Material for this task START

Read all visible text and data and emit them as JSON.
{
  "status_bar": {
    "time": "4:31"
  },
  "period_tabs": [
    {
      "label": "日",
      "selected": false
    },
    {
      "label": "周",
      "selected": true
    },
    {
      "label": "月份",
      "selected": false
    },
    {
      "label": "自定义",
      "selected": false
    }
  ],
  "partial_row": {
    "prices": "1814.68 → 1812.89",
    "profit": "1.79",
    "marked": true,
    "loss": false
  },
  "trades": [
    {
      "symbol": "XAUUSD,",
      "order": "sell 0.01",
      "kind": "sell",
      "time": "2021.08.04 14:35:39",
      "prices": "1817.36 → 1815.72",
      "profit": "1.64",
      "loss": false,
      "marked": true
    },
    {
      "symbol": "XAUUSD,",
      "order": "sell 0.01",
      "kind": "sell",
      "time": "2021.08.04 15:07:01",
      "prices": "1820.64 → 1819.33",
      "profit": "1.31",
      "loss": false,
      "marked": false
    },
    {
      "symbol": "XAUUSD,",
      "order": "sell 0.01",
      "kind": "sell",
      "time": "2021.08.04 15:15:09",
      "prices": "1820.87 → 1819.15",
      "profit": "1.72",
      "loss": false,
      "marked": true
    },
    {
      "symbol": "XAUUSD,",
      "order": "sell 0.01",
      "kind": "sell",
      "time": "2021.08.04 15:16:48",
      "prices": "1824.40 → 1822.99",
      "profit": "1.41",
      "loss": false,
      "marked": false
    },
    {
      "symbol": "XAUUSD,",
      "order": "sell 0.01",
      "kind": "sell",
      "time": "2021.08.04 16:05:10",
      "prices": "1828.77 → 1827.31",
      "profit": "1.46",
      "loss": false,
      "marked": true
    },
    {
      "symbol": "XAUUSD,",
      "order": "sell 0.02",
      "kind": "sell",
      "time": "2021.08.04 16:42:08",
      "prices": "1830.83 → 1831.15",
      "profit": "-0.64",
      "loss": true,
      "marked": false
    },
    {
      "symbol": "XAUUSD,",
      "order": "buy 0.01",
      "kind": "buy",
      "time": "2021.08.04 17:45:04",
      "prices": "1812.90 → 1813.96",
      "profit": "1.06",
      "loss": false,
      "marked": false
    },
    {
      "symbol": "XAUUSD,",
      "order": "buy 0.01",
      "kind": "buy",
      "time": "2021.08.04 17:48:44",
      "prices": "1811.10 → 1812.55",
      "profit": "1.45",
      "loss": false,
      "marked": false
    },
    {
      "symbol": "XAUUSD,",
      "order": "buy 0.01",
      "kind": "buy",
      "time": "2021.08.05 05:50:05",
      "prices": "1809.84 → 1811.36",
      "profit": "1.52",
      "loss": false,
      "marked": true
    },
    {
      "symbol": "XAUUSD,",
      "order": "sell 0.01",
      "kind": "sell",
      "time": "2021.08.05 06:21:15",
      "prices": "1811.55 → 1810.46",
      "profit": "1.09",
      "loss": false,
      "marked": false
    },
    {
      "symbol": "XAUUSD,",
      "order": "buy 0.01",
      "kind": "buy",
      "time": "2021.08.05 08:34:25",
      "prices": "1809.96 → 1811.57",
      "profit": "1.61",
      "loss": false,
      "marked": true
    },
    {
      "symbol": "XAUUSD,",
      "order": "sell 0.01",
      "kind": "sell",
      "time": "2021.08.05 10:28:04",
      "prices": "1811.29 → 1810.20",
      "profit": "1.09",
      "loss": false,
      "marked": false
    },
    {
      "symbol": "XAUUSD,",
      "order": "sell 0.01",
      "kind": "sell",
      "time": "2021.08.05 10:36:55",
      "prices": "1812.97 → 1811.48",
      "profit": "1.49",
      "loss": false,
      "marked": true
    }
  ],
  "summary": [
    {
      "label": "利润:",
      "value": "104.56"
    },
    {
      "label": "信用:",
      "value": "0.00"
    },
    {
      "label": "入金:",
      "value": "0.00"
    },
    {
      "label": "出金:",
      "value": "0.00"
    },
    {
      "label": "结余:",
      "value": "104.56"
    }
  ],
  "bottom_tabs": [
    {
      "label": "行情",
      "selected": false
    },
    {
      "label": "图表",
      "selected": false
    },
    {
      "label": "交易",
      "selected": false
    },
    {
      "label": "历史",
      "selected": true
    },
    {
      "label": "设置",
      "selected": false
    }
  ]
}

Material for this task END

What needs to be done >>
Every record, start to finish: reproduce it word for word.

Completed task >>
Read all visible text and data and emit them as JSON.
{
  "status_bar": {
    "time": "4:31"
  },
  "period_tabs": [
    {
      "label": "日",
      "selected": false
    },
    {
      "label": "周",
      "selected": true
    },
    {
      "label": "月份",
      "selected": false
    },
    {
      "label": "自定义",
      "selected": false
    }
  ],
  "partial_row": {
    "prices": "1814.68 → 1812.89",
    "profit": "1.79",
    "marked": true,
    "loss": false
  },
  "trades": [
    {
      "symbol": "XAUUSD,",
      "order": "sell 0.01",
      "kind": "sell",
      "time": "2021.08.04 14:35:39",
      "prices": "1817.36 → 1815.72",
      "profit": "1.64",
      "loss": false,
      "marked": true
    },
    {
      "symbol": "XAUUSD,",
      "order": "sell 0.01",
      "kind": "sell",
      "time": "2021.08.04 15:07:01",
      "prices": "1820.64 → 1819.33",
      "profit": "1.31",
      "loss": false,
      "marked": false
    },
    {
      "symbol": "XAUUSD,",
      "order": "sell 0.01",
      "kind": "sell",
      "time": "2021.08.04 15:15:09",
      "prices": "1820.87 → 1819.15",
      "profit": "1.72",
      "loss": false,
      "marked": true
    },
    {
      "symbol": "XAUUSD,",
      "order": "sell 0.01",
      "kind": "sell",
      "time": "2021.08.04 15:16:48",
      "prices": "1824.40 → 1822.99",
      "profit": "1.41",
      "loss": false,
      "marked": false
    },
    {
      "symbol": "XAUUSD,",
      "order": "sell 0.01",
      "kind": "sell",
      "time": "2021.08.04 16:05:10",
      "prices": "1828.77 → 1827.31",
      "profit": "1.46",
      "loss": false,
      "marked": true
    },
    {
      "symbol": "XAUUSD,",
      "order": "sell 0.02",
      "kind": "sell",
      "time": "2021.08.04 16:42:08",
      "prices": "1830.83 → 1831.15",
      "profit": "-0.64",
      "loss": true,
      "marked": false
    },
    {
      "symbol": "XAUUSD,",
      "order": "buy 0.01",
      "kind": "buy",
      "time": "2021.08.04 17:45:04",
      "prices": "1812.90 → 1813.96",
      "profit": "1.06",
      "loss": false,
      "marked": false
    },
    {
      "symbol": "XAUUSD,",
      "order": "buy 0.01",
      "kind": "buy",
      "time": "2021.08.04 17:48:44",
      "prices": "1811.10 → 1812.55",
      "profit": "1.45",
      "loss": false,
      "marked": false
    },
    {
      "symbol": "XAUUSD,",
      "order": "buy 0.01",
      "kind": "buy",
      "time": "2021.08.05 05:50:05",
      "prices": "1809.84 → 1811.36",
      "profit": "1.52",
      "loss": false,
      "marked": true
    },
    {
      "symbol": "XAUUSD,",
      "order": "sell 0.01",
      "kind": "sell",
      "time": "2021.08.05 06:21:15",
      "prices": "1811.55 → 1810.46",
      "profit": "1.09",
      "loss": false,
      "marked": false
    },
    {
      "symbol": "XAUUSD,",
      "order": "buy 0.01",
      "kind": "buy",
      "time": "2021.08.05 08:34:25",
      "prices": "1809.96 → 1811.57",
      "profit": "1.61",
      "loss": false,
      "marked": true
    },
    {
      "symbol": "XAUUSD,",
      "order": "sell 0.01",
      "kind": "sell",
      "time": "2021.08.05 10:28:04",
      "prices": "1811.29 → 1810.20",
      "profit": "1.09",
      "loss": false,
      "marked": false
    },
    {
      "symbol": "XAUUSD,",
      "order": "sell 0.01",
      "kind": "sell",
      "time": "2021.08.05 10:36:55",
      "prices": "1812.97 → 1811.48",
      "profit": "1.49",
      "loss": false,
      "marked": true
    }
  ],
  "summary": [
    {
      "label": "利润:",
      "value": "104.56"
    },
    {
      "label": "信用:",
      "value": "0.00"
    },
    {
      "label": "入金:",
      "value": "0.00"
    },
    {
      "label": "出金:",
      "value": "0.00"
    },
    {
      "label": "结余:",
      "value": "104.56"
    }
  ],
  "bottom_tabs": [
    {
      "label": "行情",
      "selected": false
    },
    {
      "label": "图表",
      "selected": false
    },
    {
      "label": "交易",
      "selected": false
    },
    {
      "label": "历史",
      "selected": true
    },
    {
      "label": "设置",
      "selected": false
    }
  ]
}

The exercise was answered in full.